A shortened version of the Science of Happiness class being taught throughout the nation is being offered at both campuses in Leyden High School Dist. 212.
“My colleague at West Leyden took the free online Yale University science of well-being class, and we used that to help create an outline of what we are doing,” said Patrick Winstead, an East Leyden social studies teacher. “It’s a growing area of need to address the increase in negative well-being indicators on the rise in the United States for young people.
“Stress, anxiety, depression, isolation, self-injury, suicide are all on the rise. Interpersonal skills, empathy, emotional intelligence are all on the decline,” he said.
Students benefit from taking the class as it introduces them to scientifically based and legitimate analysis of stress and happiness. Even if they don’t agree with all of the research, students receive information to empower their self improvement and to lessen emotional vulnerability and depression. They also learn stress relief techniques and well-being strategies.

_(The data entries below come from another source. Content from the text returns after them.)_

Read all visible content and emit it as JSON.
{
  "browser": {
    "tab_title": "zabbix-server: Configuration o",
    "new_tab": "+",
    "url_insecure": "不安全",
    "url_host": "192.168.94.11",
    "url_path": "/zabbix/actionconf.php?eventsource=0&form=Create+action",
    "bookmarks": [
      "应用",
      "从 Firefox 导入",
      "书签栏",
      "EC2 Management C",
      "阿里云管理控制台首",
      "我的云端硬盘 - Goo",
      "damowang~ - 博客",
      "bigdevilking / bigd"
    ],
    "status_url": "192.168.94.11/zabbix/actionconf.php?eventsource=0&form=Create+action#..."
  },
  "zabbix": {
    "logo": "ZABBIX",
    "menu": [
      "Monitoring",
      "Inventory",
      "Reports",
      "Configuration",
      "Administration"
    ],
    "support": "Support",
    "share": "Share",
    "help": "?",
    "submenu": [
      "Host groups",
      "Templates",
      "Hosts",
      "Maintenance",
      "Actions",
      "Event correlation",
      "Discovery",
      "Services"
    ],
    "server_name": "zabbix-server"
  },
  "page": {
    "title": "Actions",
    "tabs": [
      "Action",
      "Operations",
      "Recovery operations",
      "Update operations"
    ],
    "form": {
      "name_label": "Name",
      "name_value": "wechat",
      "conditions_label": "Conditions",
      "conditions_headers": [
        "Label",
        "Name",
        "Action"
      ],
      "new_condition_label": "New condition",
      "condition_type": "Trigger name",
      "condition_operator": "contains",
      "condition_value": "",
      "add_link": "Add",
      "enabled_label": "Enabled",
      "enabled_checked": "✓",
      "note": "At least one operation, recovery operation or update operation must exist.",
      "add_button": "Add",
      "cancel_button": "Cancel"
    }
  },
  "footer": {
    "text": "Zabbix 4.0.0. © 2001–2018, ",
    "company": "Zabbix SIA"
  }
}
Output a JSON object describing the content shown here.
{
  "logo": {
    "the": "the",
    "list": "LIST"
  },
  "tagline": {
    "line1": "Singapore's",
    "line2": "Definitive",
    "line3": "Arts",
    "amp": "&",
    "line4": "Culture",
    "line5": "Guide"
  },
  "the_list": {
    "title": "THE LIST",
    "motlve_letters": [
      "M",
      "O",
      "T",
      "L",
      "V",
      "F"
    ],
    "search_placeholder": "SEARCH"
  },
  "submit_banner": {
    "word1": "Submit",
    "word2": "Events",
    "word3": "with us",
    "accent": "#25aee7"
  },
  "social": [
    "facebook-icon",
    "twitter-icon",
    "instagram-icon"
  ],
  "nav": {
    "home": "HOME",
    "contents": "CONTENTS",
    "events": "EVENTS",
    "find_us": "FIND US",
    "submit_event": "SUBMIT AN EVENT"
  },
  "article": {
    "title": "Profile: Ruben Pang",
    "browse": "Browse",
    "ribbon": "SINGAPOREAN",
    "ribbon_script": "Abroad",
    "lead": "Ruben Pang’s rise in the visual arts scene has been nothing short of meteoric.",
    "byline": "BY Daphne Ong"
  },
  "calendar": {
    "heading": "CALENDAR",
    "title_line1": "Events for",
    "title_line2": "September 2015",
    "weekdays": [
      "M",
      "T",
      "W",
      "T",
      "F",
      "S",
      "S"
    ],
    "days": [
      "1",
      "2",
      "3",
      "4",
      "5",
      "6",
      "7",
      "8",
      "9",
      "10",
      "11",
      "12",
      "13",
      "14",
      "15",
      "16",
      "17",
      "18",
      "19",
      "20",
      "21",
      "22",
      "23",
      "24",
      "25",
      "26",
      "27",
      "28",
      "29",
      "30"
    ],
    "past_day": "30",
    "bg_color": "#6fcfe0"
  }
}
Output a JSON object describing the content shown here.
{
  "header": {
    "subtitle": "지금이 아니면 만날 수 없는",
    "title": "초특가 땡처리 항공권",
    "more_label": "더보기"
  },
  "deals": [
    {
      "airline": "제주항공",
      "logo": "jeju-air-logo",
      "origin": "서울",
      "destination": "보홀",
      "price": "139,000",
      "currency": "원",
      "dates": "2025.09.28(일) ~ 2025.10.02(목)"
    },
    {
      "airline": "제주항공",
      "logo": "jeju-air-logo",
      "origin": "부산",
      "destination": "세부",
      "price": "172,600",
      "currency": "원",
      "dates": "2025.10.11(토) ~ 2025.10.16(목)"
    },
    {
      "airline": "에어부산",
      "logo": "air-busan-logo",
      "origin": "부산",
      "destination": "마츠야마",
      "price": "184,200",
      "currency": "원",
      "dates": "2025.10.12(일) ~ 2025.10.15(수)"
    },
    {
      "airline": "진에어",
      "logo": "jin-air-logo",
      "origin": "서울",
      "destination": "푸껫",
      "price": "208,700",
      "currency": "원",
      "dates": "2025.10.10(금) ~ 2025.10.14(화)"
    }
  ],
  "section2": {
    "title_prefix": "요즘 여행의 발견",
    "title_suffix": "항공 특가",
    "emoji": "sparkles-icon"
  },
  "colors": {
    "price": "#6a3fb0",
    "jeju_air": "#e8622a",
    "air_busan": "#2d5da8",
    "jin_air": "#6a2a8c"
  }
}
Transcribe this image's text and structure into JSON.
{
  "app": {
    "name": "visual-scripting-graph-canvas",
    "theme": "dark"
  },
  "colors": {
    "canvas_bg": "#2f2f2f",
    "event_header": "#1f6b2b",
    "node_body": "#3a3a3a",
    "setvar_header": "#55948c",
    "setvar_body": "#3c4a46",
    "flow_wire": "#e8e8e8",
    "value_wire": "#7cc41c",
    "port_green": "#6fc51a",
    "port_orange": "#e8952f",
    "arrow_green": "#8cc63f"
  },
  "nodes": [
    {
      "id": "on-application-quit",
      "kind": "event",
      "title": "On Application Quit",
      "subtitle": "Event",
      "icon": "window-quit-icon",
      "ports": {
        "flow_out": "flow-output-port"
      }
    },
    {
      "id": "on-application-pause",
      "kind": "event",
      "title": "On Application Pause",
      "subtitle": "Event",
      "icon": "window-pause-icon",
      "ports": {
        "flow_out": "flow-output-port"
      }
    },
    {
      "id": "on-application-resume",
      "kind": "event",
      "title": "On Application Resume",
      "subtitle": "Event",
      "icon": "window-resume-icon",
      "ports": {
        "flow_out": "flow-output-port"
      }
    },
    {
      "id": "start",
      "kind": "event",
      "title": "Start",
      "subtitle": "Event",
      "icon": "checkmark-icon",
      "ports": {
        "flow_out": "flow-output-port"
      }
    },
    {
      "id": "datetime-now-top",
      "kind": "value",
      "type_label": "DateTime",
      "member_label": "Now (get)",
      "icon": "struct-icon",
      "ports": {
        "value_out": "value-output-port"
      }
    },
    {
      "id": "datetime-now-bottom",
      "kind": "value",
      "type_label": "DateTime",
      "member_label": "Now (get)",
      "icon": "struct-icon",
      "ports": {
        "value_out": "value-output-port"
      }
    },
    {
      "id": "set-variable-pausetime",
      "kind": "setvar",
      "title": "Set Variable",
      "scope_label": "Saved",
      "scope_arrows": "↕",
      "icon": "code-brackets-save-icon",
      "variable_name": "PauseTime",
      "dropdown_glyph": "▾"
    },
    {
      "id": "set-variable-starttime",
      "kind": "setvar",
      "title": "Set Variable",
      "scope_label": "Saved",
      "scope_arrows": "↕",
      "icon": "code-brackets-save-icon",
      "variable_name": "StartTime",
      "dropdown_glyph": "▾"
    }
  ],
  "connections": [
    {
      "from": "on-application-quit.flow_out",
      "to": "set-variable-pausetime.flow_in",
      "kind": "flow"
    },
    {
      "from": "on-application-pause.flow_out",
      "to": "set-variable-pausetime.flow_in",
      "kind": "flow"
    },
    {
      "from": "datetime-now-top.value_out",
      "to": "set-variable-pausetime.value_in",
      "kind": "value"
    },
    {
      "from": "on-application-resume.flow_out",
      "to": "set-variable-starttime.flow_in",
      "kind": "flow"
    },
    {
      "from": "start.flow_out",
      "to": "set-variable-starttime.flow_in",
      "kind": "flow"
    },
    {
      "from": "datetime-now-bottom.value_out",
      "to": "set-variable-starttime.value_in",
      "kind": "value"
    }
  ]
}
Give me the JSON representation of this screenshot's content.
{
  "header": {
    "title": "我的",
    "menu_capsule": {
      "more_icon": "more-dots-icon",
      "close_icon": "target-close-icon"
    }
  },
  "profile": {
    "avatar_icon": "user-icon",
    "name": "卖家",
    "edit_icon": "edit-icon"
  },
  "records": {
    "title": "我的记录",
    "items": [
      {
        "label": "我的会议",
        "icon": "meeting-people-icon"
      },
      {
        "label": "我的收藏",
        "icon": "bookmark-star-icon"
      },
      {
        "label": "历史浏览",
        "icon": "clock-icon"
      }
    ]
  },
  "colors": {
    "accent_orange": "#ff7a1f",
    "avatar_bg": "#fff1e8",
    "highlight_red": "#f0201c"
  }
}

“Additionally, a class project at the end of the class asks them to commit to attempting a strategy for a period of 4-6 weeks to actually see the benefits compound over time,” said Winstead. “The students that fully commit to this learn a variety of strategies, and then experience the success of goal-setting and self improvement over time.”
Strategies include special breathing techniques, meditation, activities, as well as diagramming thoughts and emotions to become better at self-regulating.
One of the first units of the class evaluated the difference between happiness and pleasure. The course notes that pleasure is a short-term benefit linked to Dopamine release in the brain, which Winstead said is typically tied to an external or material trigger.
“Happiness is generally described as a longer term mindset and state of being tied to your individual goals and values. It isn’t so much ‘evaluated’ as it is a prompt for them to think about their life, and then use the strategies in class to create a plan that moves toward long term well-being and understanding the time, place and limits on material pleasure.”
By learning the biological and psychological causes of anxiety and how to manage anxiety they begin to understand that stress and anxiety is a physical symptom response to thoughts, emotions and feelings. They analyze the physical nature of stress and recognize it as a biological state your body experiences.
“Feeling stress isn’t a failure or malfunction as it is sometimes presented to them socially,” said Winstead. “It’s a natural biological reaction to a perceived danger or threat. It allows us to discuss solutions. Physical stress relief strategies like breathing exercises can immediately counteract the physical symptoms of stress, and then that allows us to mentally process a solution to the perceived threat.”
Winstead hopes that the class lays the groundwork for students so when they encounter challenges and the chaos of the world that’s coming, they will be better equipped to deal with it.
East Leyden High School’s attendance area includes Rosemont south of Devon Avenue.